[Task material — start]

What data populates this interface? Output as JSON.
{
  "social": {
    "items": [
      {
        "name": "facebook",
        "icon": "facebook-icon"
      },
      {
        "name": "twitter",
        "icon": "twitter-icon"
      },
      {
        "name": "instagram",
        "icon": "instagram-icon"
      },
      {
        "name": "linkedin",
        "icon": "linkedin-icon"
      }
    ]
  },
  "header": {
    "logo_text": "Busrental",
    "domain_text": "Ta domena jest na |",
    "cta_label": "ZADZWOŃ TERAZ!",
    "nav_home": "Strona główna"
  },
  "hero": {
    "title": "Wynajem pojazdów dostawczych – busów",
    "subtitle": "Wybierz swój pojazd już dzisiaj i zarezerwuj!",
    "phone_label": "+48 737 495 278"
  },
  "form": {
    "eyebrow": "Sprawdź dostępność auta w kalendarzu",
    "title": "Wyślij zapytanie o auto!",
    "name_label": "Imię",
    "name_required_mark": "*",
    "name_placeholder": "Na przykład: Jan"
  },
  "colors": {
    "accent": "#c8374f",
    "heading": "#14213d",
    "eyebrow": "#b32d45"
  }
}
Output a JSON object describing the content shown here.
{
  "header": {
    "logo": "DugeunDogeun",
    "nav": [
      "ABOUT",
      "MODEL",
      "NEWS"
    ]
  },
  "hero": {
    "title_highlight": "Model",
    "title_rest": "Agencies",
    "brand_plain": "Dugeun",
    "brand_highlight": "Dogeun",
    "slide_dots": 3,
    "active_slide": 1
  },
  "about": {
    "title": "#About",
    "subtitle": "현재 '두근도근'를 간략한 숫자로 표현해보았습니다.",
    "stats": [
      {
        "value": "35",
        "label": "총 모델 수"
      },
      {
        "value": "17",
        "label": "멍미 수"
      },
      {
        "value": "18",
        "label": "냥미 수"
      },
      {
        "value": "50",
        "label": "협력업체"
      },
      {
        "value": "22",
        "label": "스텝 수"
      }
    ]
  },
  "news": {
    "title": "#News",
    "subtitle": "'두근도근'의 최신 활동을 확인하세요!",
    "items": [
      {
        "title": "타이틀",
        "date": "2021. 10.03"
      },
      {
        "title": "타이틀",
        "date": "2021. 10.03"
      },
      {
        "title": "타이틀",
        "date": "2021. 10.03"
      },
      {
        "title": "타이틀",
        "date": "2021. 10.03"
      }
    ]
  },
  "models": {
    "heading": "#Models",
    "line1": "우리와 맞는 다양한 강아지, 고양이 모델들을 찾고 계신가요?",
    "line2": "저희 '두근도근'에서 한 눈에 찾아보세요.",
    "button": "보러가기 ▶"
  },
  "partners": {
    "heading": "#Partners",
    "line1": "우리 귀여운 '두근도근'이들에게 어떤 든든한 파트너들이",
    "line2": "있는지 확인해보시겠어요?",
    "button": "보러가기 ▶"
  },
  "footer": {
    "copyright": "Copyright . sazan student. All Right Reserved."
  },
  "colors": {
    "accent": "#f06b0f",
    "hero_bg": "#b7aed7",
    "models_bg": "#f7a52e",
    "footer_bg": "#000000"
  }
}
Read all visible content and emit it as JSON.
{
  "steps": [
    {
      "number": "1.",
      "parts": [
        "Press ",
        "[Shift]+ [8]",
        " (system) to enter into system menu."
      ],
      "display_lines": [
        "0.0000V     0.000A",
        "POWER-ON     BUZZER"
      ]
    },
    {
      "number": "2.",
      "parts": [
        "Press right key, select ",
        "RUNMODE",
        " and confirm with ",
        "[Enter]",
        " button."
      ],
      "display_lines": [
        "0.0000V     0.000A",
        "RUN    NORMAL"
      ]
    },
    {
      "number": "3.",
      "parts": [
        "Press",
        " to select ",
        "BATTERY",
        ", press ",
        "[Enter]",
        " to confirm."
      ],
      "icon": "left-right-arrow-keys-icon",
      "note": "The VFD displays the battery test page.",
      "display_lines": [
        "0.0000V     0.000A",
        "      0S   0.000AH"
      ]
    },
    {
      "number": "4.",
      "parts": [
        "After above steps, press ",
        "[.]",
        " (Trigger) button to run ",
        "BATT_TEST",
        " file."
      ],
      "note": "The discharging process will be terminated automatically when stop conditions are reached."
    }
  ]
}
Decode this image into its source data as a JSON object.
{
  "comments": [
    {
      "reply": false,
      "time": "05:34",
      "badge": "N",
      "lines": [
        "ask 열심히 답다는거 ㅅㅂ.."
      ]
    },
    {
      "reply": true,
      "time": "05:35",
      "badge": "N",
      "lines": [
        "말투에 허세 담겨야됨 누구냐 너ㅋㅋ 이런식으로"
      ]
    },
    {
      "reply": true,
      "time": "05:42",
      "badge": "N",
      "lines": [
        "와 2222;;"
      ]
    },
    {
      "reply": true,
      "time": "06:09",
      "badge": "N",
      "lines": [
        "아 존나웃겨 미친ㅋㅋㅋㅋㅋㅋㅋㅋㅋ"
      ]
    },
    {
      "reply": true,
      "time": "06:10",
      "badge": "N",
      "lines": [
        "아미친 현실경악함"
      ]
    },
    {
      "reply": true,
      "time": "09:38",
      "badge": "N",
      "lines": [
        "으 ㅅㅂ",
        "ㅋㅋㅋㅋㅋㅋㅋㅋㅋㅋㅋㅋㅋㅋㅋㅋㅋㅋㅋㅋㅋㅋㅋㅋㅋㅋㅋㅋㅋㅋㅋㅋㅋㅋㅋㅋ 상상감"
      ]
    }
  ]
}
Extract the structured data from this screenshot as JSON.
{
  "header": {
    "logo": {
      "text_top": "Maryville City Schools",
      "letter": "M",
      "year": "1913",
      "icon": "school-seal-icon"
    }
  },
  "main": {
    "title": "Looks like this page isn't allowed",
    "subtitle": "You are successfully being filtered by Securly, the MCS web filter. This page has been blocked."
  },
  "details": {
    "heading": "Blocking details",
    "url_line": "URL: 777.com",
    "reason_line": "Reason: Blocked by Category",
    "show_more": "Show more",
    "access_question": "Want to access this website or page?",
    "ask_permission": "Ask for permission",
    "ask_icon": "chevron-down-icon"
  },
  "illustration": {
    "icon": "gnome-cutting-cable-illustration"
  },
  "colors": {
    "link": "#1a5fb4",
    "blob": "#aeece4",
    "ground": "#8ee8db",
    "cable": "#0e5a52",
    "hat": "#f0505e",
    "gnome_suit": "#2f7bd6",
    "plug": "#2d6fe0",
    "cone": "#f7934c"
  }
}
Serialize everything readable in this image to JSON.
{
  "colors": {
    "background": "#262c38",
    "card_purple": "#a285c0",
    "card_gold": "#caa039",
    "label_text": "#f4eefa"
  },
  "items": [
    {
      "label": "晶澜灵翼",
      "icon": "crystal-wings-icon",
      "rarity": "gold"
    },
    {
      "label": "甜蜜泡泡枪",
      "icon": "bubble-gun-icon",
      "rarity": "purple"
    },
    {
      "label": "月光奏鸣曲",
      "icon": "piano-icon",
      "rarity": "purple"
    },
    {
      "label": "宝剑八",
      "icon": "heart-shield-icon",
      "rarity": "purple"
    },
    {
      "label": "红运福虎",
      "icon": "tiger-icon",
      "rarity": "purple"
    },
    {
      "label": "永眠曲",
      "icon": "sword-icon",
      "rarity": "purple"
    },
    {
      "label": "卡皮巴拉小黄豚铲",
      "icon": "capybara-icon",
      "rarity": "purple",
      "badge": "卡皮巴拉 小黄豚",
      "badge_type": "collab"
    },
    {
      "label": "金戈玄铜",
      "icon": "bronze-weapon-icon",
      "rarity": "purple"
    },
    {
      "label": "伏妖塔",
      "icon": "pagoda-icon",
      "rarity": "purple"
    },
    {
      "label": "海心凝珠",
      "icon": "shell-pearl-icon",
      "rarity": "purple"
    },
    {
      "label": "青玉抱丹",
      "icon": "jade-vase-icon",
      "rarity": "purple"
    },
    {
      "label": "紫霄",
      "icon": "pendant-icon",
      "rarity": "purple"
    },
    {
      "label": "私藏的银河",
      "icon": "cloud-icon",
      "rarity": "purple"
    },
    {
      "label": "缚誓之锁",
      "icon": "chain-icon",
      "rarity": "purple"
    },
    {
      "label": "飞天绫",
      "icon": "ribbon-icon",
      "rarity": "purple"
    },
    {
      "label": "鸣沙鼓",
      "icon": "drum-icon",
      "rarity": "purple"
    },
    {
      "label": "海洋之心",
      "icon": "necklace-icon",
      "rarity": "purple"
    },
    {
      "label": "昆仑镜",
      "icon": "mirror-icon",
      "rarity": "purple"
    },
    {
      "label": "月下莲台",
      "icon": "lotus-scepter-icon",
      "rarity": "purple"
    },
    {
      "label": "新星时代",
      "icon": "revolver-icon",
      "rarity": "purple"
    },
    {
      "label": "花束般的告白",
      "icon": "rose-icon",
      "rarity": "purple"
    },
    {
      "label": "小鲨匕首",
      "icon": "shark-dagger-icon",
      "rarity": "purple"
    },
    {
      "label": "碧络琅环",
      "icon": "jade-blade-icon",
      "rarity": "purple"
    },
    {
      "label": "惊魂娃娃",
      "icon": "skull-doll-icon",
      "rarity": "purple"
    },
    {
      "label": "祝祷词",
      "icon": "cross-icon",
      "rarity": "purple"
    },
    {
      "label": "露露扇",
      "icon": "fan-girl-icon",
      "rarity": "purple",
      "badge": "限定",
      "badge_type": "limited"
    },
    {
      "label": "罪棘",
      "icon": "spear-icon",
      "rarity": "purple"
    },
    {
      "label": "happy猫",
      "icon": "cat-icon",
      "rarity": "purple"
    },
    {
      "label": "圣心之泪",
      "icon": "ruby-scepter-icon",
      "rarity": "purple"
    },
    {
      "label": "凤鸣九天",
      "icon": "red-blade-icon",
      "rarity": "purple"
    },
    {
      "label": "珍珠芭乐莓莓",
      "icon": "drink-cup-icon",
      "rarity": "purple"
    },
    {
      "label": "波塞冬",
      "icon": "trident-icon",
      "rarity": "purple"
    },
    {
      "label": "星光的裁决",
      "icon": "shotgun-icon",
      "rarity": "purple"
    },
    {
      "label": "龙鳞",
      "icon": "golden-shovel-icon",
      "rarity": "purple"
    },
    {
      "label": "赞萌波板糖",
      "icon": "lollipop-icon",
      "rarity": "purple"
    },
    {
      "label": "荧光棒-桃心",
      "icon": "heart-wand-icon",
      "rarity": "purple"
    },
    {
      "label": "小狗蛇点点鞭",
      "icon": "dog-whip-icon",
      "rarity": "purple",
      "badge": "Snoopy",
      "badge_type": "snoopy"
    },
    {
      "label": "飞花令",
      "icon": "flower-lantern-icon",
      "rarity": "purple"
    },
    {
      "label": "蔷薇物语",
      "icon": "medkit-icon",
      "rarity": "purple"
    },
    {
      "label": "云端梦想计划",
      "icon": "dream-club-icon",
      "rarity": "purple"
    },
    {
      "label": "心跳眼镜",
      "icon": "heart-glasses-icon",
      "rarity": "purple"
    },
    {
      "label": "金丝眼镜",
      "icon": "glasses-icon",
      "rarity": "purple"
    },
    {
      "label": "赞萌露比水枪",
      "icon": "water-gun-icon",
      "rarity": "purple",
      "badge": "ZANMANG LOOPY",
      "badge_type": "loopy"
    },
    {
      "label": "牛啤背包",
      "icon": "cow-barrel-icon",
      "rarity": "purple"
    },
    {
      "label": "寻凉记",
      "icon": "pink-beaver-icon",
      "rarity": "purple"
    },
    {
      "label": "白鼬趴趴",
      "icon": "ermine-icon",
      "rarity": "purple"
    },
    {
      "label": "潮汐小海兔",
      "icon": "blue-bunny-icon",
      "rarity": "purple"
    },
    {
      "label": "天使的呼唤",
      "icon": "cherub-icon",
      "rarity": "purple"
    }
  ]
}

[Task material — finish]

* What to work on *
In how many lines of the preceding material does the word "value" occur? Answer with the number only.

* Final answer *
5